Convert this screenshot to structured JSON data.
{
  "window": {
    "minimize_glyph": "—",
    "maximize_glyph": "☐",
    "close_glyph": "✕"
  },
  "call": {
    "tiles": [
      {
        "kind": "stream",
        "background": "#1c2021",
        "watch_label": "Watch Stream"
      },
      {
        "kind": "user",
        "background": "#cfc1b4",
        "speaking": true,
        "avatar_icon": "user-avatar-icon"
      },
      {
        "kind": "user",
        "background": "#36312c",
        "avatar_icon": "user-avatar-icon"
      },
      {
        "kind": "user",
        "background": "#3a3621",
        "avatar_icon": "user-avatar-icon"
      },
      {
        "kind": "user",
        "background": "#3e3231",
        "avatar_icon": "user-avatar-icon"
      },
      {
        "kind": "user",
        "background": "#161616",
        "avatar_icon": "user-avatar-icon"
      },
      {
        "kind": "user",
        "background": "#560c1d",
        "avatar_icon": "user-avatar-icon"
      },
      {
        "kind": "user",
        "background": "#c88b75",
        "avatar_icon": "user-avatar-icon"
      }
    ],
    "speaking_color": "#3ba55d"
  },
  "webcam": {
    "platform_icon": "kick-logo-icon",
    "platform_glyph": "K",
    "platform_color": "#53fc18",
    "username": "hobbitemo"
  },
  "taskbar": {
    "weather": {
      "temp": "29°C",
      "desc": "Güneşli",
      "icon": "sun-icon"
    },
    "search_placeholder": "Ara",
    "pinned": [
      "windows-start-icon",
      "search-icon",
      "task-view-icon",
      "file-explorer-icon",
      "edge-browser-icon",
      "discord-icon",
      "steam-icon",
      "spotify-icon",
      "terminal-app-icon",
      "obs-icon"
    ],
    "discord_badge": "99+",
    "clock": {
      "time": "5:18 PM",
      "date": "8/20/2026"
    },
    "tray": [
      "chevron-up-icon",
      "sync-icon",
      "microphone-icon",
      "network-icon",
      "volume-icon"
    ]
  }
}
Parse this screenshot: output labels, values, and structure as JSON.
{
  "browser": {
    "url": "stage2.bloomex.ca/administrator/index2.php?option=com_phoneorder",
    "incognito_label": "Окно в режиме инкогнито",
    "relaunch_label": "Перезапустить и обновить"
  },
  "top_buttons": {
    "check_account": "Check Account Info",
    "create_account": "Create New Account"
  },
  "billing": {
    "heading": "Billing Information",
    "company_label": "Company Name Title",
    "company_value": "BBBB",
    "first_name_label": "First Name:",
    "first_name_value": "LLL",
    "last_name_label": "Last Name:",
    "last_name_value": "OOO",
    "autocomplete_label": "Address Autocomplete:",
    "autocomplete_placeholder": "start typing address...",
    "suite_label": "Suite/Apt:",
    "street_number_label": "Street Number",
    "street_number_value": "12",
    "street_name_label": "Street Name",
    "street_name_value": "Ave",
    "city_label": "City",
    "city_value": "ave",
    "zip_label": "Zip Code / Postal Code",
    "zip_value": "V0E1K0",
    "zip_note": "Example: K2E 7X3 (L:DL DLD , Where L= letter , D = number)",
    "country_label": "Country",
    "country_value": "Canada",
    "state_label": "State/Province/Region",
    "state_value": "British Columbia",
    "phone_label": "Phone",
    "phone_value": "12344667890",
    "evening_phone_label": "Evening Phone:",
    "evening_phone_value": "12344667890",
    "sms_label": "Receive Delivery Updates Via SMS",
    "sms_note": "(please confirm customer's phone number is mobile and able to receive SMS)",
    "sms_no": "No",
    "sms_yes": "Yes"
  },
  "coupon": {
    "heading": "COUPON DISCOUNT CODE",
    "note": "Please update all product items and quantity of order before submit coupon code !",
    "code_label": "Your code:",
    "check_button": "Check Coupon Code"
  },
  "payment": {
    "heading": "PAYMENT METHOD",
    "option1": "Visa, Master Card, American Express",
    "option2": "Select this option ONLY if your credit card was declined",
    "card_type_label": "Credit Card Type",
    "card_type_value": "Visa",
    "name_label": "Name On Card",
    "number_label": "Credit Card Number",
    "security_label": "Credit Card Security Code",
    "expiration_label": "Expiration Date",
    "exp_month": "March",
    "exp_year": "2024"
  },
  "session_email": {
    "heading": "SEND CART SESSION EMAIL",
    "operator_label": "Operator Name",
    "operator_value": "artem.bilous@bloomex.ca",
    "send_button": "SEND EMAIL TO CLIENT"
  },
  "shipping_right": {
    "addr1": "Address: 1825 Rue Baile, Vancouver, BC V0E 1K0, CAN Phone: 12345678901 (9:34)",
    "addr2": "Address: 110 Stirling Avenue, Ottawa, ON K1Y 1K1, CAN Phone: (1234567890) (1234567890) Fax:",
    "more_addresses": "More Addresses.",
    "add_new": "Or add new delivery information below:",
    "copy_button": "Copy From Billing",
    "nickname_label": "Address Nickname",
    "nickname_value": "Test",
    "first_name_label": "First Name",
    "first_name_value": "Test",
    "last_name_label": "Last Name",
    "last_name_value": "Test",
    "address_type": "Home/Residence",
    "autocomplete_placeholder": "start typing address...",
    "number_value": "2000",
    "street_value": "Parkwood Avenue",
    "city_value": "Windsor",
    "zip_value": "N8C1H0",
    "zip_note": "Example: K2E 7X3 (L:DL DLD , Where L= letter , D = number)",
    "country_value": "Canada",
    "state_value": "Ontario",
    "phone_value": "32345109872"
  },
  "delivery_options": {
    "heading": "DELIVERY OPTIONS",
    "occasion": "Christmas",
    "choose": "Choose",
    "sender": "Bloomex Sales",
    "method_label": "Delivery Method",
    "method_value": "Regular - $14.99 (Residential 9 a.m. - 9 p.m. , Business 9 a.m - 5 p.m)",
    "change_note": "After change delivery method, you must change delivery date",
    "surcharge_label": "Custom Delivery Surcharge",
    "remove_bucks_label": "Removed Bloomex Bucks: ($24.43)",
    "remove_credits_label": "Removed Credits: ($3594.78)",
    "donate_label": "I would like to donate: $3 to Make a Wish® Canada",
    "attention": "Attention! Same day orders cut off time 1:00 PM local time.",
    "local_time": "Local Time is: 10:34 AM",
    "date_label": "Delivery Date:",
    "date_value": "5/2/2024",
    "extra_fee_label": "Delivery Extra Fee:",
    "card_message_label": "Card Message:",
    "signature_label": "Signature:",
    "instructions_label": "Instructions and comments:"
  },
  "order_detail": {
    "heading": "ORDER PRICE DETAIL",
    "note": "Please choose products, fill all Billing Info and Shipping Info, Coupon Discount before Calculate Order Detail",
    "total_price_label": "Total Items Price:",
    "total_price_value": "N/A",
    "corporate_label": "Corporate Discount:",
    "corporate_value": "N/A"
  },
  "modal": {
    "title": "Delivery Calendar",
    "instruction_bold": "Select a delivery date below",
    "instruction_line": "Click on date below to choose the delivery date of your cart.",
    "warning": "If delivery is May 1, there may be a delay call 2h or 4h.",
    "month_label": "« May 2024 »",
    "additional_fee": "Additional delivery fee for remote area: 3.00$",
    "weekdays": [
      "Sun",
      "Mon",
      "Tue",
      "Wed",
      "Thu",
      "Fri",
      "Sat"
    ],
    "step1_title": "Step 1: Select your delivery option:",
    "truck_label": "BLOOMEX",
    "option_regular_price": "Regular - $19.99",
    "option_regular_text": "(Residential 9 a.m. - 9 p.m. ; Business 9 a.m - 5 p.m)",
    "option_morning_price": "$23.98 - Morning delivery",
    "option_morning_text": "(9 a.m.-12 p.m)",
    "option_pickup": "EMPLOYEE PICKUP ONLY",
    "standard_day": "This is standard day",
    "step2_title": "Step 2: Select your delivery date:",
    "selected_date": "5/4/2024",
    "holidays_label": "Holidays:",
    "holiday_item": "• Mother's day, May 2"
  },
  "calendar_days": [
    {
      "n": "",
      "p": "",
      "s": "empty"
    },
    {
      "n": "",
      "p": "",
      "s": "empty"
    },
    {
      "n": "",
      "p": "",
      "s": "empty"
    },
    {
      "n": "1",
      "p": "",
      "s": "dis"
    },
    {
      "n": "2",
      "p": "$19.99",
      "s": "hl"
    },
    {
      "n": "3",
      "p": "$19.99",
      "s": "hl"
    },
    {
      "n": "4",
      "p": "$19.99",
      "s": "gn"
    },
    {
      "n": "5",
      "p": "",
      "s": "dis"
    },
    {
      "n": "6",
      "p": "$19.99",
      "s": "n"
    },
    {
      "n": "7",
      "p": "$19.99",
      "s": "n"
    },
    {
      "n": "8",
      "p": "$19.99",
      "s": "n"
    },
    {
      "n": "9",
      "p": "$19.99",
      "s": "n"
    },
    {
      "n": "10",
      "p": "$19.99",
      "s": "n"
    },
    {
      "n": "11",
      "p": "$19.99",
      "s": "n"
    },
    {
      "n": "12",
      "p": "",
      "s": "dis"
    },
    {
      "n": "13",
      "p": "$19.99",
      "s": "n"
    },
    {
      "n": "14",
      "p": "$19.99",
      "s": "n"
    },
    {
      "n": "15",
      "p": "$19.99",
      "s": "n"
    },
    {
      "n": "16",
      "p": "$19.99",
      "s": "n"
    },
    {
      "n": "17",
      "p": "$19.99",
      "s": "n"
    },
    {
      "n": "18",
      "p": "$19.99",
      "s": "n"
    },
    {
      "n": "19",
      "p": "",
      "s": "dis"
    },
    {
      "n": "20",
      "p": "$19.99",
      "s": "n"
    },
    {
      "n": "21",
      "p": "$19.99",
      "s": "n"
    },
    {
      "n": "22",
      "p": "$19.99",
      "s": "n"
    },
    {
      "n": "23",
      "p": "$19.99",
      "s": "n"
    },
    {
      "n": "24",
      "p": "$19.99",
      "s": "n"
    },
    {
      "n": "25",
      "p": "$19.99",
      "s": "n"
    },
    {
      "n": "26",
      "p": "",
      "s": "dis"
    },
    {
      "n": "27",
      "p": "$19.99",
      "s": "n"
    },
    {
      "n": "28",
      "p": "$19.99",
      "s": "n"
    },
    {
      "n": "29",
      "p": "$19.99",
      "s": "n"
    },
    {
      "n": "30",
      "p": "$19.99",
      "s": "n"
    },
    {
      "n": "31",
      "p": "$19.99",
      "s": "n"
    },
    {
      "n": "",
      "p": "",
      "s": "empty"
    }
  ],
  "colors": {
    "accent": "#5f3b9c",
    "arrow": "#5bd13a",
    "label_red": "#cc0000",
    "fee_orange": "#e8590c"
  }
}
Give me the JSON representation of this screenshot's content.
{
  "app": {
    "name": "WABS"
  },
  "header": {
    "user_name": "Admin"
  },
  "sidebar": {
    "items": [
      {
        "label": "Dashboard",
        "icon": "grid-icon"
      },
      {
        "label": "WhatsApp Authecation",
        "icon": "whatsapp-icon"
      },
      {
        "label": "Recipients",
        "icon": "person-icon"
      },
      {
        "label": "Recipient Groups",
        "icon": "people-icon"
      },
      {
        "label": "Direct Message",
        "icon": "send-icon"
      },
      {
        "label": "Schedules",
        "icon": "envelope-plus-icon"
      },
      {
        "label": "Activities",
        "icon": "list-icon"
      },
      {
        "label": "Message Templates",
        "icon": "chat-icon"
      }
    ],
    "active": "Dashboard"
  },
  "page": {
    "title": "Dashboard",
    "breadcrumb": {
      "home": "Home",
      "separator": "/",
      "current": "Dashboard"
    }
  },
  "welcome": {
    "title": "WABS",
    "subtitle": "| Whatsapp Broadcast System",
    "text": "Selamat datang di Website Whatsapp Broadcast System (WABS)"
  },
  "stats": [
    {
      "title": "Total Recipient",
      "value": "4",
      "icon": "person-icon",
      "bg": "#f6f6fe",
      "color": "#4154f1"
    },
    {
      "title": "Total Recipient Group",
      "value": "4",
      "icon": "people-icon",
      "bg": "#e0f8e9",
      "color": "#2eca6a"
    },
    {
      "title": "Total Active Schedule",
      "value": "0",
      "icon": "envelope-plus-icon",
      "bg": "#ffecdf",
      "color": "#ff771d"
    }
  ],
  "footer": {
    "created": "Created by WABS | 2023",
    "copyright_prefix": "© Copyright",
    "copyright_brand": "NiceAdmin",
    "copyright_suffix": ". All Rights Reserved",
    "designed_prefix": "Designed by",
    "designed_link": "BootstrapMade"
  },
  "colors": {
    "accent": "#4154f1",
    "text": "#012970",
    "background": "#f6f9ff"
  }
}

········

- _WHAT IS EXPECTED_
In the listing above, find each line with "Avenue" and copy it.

- _YOUR RESPONSE_
    "addr2": "Address: 110 Stirling Avenue, Ottawa, ON K1Y 1K1, CAN Phone: (1234567890) (1234567890) Fax:",
    "street_value": "Parkwood Avenue",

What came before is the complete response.